I first visited Barnack back in 2006, armed with a very basic digital camera. I made the return trip on a beautiful Sunday afternoon in late Summer 2013. As we wandered around the large church grounds the sun was starting to set and it really was a glorious sight.The light quality was lovely and there was a real sense of Autumn in the air. Even though it was late afternoon, the church was still open to visitors
It is thought that there may well have been a church here since the seventh century, but the oldest survivng part of the present structure is the lower two sections of the west tower, which date from arounf 1000. The belfry and the spire date from around 200 years later. On the south side of the tower, just underneath the clock, there is a vertical band of Saxon carvings, with a depiction of a bird sitting on top.
Just about the whole of the church was built using local Barnack stone, or "Barnack Rag" as it was called, which was dug up from a quarry on the edge of the village. This had been used since Roman times. Barnack Rag was used in many churches throughout the area, as well as private dewllings, but most of the better quality stone had been taken out by 1460. Today the quarry is still there, and is a protected area, known as the Hills and Hollows.

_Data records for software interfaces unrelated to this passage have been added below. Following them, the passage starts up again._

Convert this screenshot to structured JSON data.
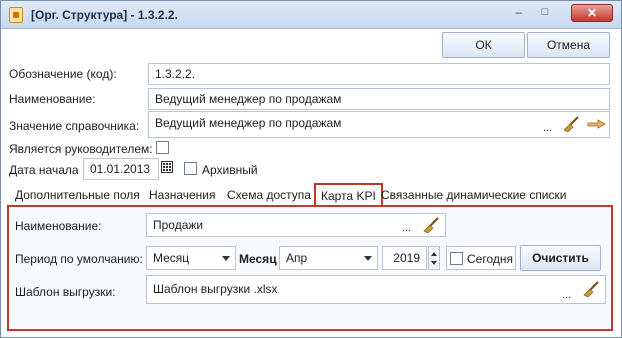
{
  "window": {
    "title": "[Орг. Структура] - 1.3.2.2.",
    "minimize_glyph": "–",
    "maximize_glyph": "□",
    "close_glyph": "✕"
  },
  "toolbar": {
    "ok_label": "ОК",
    "cancel_label": "Отмена"
  },
  "form": {
    "code_label": "Обозначение (код):",
    "code_value": "1.3.2.2.",
    "name_label": "Наименование:",
    "name_value": "Ведущий менеджер по продажам",
    "ref_label": "Значение справочника:",
    "ref_value": "Ведущий менеджер по продажам",
    "ref_dots": "...",
    "is_head_label": "Является руководителем:",
    "is_head_checked": false,
    "start_date_label": "Дата начала",
    "start_date_value": "01.01.2013",
    "archive_label": "Архивный",
    "archive_checked": false
  },
  "tabs": [
    {
      "label": "Дополнительные поля",
      "active": false
    },
    {
      "label": "Назначения",
      "active": false
    },
    {
      "label": "Схема доступа",
      "active": false
    },
    {
      "label": "Карта KPI",
      "active": true
    },
    {
      "label": "Связанные динамические списки",
      "active": false
    }
  ],
  "kpi": {
    "name_label": "Наименование:",
    "name_value": "Продажи",
    "name_dots": "...",
    "period_label": "Период по умолчанию:",
    "period_value": "Месяц",
    "month_label": "Месяц",
    "month_value": "Апр",
    "year_value": "2019",
    "today_label": "Сегодня",
    "today_checked": false,
    "clear_label": "Очистить",
    "template_label": "Шаблон выгрузки:",
    "template_value": "Шаблон выгрузки .xlsx",
    "template_dots": "..."
  },
  "colors": {
    "highlight": "#c0392b",
    "accent": "#1c2f4a"
  }
}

Today, six bells hang in the belfry, but there was only five here at the time of North's mid Victorian study of Northamptonshire church bells. A quick listing shows that the oldest of these was cast in or around 1540 by Richard Seliok, from his foundry at Nottingham.
Ywo were cast locally in Stamford by Tobias Norris I. The first of his two is dated 1608 and has the name Robarte Wilkinson, the Rector of the day, inscribed on it. The second Norris bell is dated the following year. The only other bell of any real age here is dated 1715 and was cast by the well known Peterborough founder Henry Penn. This has inscribed on it the name John Sissons, churchwarden. Penn is an interesting character and a few years before casting the bell at Barnack, he provided ten bells for Peterborough cathedral. In 1987, one of Penn's bells was exported to the United States and became Pittsburgh's city bell. Today, there is a Henry Penn walk, near to the river Nene,

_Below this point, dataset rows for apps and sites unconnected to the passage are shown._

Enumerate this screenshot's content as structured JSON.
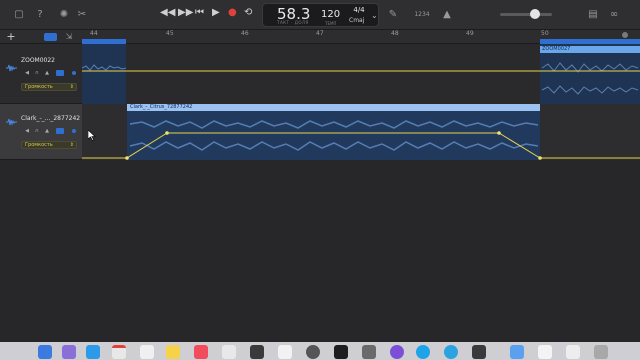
{
  "lcd": {
    "position": "58.3",
    "position_caption": "ТАКТ · ДОЛЯ",
    "tempo": "120",
    "tempo_caption": "ТЕМП",
    "time_signature": "4/4",
    "key": "Cmaj"
  },
  "toolbar": {
    "counter": "1234",
    "play": "▶",
    "record": "●"
  },
  "ruler": {
    "bars": [
      "44",
      "45",
      "46",
      "47",
      "48",
      "49",
      "50"
    ]
  },
  "tracks": [
    {
      "name": "ZOOM0022",
      "automation_param": "Громкость",
      "regions": [
        {
          "label": "ZOOM0027"
        }
      ]
    },
    {
      "name": "Clark_-_..._2877242",
      "automation_param": "Громкость",
      "regions": [
        {
          "label": "Clark_-_Citrus_72877242"
        }
      ]
    }
  ],
  "colors": {
    "region_blue": "#2f6fd2",
    "region_header": "#6aa7ea",
    "automation_line": "#e6d24a",
    "record": "#e0413a"
  }
}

The other two bells are of no real age of historical interest. Both are from Taylor of Loughborough, one being dated 1897, the other being cast in 1998.
The church grounds here are of great interest. On entering from the south, the visitor is immediately greeted by some medieval stone coffins, with head cut outs. Fragments of several coffins can be seen to the north of the church as well. There are some very well crafted gravestones here and one table tomb, with the initials WT is dated 1629. Very early for its kind. Fascinating to think that this has stood through English Civil War and plague.

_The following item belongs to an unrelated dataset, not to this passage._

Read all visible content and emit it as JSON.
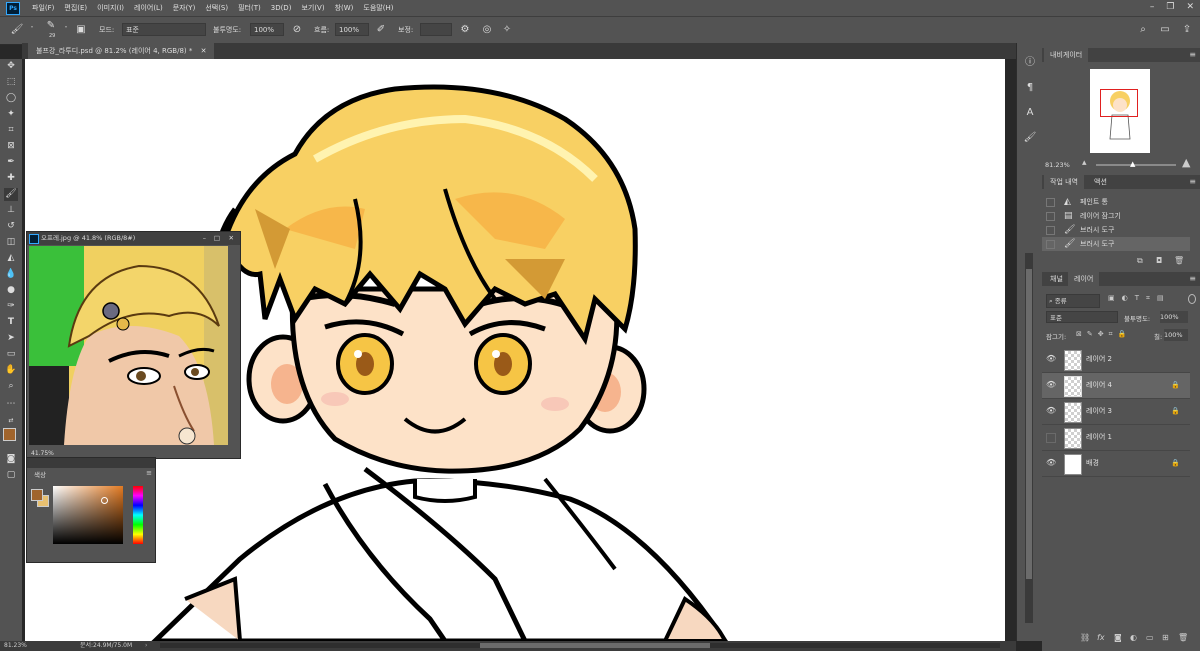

As well as being of great beauty and historical interest, Barnack will always be remembered by me as the place where I was "photo bombed" by a horse. For those of you who do not know that term, a defonition is as follows "An otherwise normal photo that has been ruined or spoiled by someone who was not supposed to be in the photograph" I was with my friend David taking some long distance shots of the church from the west when a horse appeared right in front of the camera. He then posed for a number of shots before getting fed up and wandering off after having his nose patted for a while. A delight! Photo included below!